“I think that common sense will ultimately conquer. A very modern and sustainable dairy farm will be developed with an average farm size of about 150 to 175 cows. A family business can get a good income out of it. Those who have little loan capital can go on for a long time. Of course, there are entrepreneurs who want to grow quickly and think they can finance that. Okay, no problem, provided that they can meet all requirements. ”
“It will be a challenge to meet the climate targets. That must go hand in hand with a more efficient and sustainable production and quality improvement. Ultimately, maximum production is not the most important thing, it is about profitability. It would be best if we finally set a limit of around 2.5 LU per hectare. Counting tails is the simplest, the rest is nonsense in my opinion. ”

What kind of developments do you see in international dairy farming?
“I believe that most cows are still on family farms with between 5 and 500 cows and that will remain so. In addition, there is industrialization and a movement towards large-scale dairy farming. You see them mainly in China, Russia and North America. ”

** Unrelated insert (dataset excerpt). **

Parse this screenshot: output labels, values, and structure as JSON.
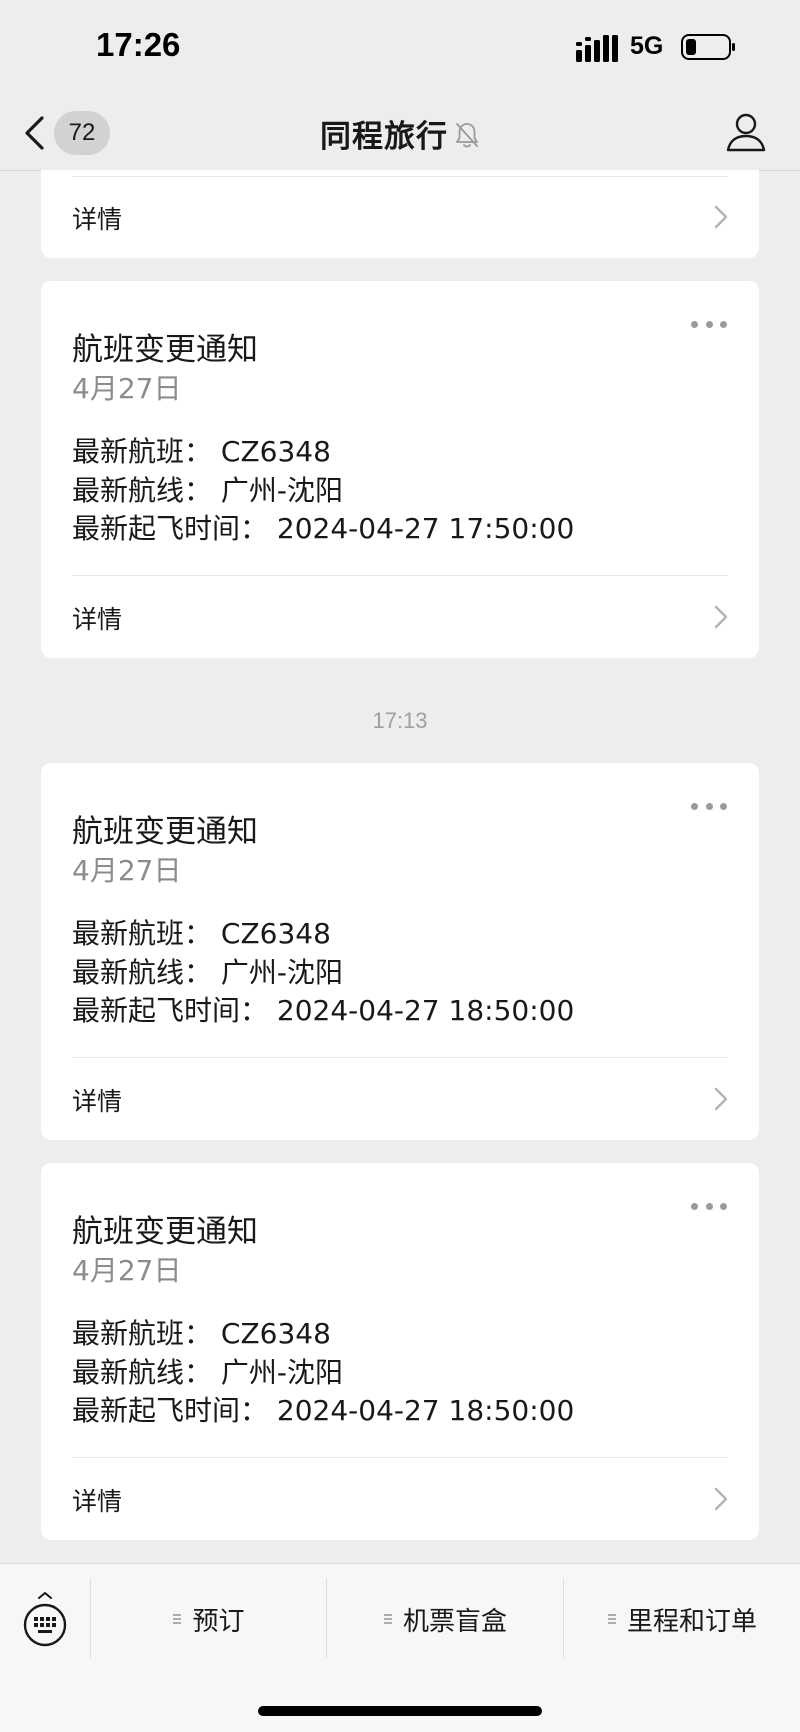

Will Russia become self-sufficient in the long term?
“The Russians are steadily getting better. They remain importers, but do everything to stimulate their own production. They will just easily become self-sufficient, but never say never. Russia is more and more moving away from Europe and is focusing more on Asian countries such as China and Vietnam. Very bad, because Europe needs Russia and vice versa. We exported many agricultural products to Russia and in return get back cheap gas. Everybody understands that business model. ”
“However, politics works on the basis of other sentiments, fed by the Western media. They present Russian President Putin as a half-criminal, a macho figure who wants to conquer the whole world. Yes, Putin wants to make Russia big, but conquer the world? No. Russians are proud, just like the Americans and Chinese. If you mess around in their backyard, they will stand up for themselves. A good trade relationship goes hand in hand with political interests. It is important to keep the dialogue going. Only then can you can come to solutions. So make the effort, get on that plane and talk to him instead of barking and shouting through the media. ”

And China?
“The Chinese realize that they partly depend on imports. The area available for dairy farming in China is simply too small to be self-sufficient. It is for a good reason that more and more Chinese companies are buying into Western dairy companies. The Chinese will soon determine the world market and the price of our kilos of milk. The large import volumes naturally also have everything to do with the demand for safely produced dairy. That is why European dairy is so popular in China. This is sometimes forgotten here: outside the EU it is mainly about food safety and food security. Not about the grazing of cows. ”

So FrieslandCampina is just talking about the importance of outdoor grazing for sales in China?
“FrieslandCampina (RFC) is a serious player, a beautiful large organization of which we can be very proud. But I think she does not always communicate well. Grazing is not an argument to sell your product in China. RFC a farmers’cooperative, manages to pay a good milk price every time despite a slight surplus of milk. All the stranger it is, that they now want to punish dairy farmers by obstructing further growth. That I do not understand. Why this discouragement policy? Of course you have to listen to the market, but you are and remain a farmers’ organization. So then make sure you create new markets and sales opportunities. ”

Article in Dutch